"Identification Method Two."
12. Identification Method One
Under Identification Method One, the losing competitive area identifies an employee with a transferring function if:
The employee performs the function during at least half of the employee's work time; or
Regardless of the amount of time that the employee performs the function, the function includes the duties controlling the employee's grade or rate of pay (i.e., the grade controlling duties transferring with the function fully support the employee's grade or rate of pay).
13. Identification Method Two
The losing competitive area uses Identification Method Two only to identify positions and employees not covered by Identification Method One.
Under Identification Method Two, the losing competitive area identifies for transfer the number of employees it needs to perform the function.
To determine which employees are identified for transfer under Identification Method Two, the losing competitive area uses "Retention Registers" that list employees working on the function in the order of their respective reduction in force retention standing. The "Summary of OPM's Reduction in Force Regulations" includes additional information on retention registers.
Identification Method Two provides that the losing competitive area identifies employees with the lowest retention standing for transfer with the function. However, if this procedure would result in the employees' separation or demotion by reduction in force in the losing competitive area of an employee with a higher retention standing, the losing competitive area instead identifies employees with the highest retention standing for transfer.
14. Volunteers for Transfer
At their option, the losing and the gaining competitive areas can agree that volunteers may transfer with the function, provided that no employee identified for transfer under Identification Methods One or Two is later separated or demoted solely because a volunteer transferred in place of a properly identified employee to the gaining competitive area.
15. Transfer of Function Appeals
An employee may not file an appeal to the Merit Systems Protection Board based solely on a transfer of function issue. However, an employee who is reached for separation or demotion because of a reduction in force or an adverse action after declining transfer may raise transfer of function as in issue in that appeal.
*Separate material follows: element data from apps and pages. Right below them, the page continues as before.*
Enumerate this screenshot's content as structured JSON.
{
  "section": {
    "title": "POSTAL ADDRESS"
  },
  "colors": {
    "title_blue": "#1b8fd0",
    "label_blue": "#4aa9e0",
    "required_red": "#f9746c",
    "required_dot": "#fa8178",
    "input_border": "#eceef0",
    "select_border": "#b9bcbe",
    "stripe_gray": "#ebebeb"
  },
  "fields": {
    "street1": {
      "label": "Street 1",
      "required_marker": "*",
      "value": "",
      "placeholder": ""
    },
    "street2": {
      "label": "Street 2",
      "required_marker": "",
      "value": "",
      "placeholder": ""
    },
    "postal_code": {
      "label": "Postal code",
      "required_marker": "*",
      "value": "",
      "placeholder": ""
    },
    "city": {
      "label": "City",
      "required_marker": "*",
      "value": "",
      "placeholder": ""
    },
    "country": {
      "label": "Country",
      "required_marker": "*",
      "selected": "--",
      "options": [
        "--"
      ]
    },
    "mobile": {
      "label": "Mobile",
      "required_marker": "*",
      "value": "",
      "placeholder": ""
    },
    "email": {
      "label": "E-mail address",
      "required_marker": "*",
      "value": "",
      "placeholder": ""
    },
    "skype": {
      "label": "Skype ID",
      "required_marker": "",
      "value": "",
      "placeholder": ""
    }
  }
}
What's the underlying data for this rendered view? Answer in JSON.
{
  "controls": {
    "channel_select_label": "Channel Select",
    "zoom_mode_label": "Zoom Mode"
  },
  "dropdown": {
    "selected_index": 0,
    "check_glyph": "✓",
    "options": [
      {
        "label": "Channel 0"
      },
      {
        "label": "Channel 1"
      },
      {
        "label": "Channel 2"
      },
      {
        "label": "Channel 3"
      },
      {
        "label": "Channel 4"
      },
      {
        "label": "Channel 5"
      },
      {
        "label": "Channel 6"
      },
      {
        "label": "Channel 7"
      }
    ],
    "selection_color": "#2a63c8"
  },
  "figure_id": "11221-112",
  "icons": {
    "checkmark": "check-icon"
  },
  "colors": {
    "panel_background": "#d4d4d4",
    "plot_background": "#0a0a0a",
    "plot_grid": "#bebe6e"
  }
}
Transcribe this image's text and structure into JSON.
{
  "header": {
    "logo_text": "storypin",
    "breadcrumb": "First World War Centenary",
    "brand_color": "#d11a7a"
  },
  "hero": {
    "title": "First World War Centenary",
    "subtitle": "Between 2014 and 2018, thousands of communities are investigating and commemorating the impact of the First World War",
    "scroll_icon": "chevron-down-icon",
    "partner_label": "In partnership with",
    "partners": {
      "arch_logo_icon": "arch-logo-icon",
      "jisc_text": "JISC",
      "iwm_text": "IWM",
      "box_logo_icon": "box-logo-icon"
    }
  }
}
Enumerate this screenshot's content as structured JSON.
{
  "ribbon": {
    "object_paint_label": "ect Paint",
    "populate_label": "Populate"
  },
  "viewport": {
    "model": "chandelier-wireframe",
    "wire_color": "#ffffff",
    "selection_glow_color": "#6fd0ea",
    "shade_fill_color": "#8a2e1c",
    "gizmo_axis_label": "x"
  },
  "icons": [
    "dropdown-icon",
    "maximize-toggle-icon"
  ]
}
The released employee must file the appeal no later than 30 days after the effective date of the reduction in force or adverse action. In some situations, an employee may not have the right to file an appeal to the Board because the negotiated grievance procedures contained in relevant collective bargaining agreement are the exclusive procedures for resolving any action that could otherwise be appealed to the Board (with some exceptions covered in the Board's regulations). The collective bargaining provides the time period for filing a grievance under the negotiated grievance procedures.
16. Realignment Actions That Are Not a Transfer of Function
An employee has no right to transfer with a function if, at the time of transfer, the gaining competitive area performs the same type of work as the function that is transferring from the losing competitive area. Also, an employee has no right to transfer if the function does not cease in the losing competitive area at the time of transfer. In these situations, the employee has a right to compete in a reduction in force in the losing competitive area if the agency does not offer the employee another position at the same grade. The offered position may be in the same or in a different local commuting area. The agency must use adverse action procedures to separate an employee who declines relocation (e.g., by reassignment, change of duty station, realignment, etc.) to a different local commuting area.
17. Additional Information from the Agency
The agency's human resources office can provide both employees and managers with additional information on OPM's transfer of function regulations. The office can also provide information on potential benefits, such as eligibility for:
18. Additional Information from OPM
OPM provides additional restructuring information on the OPM website at www.opm.gov.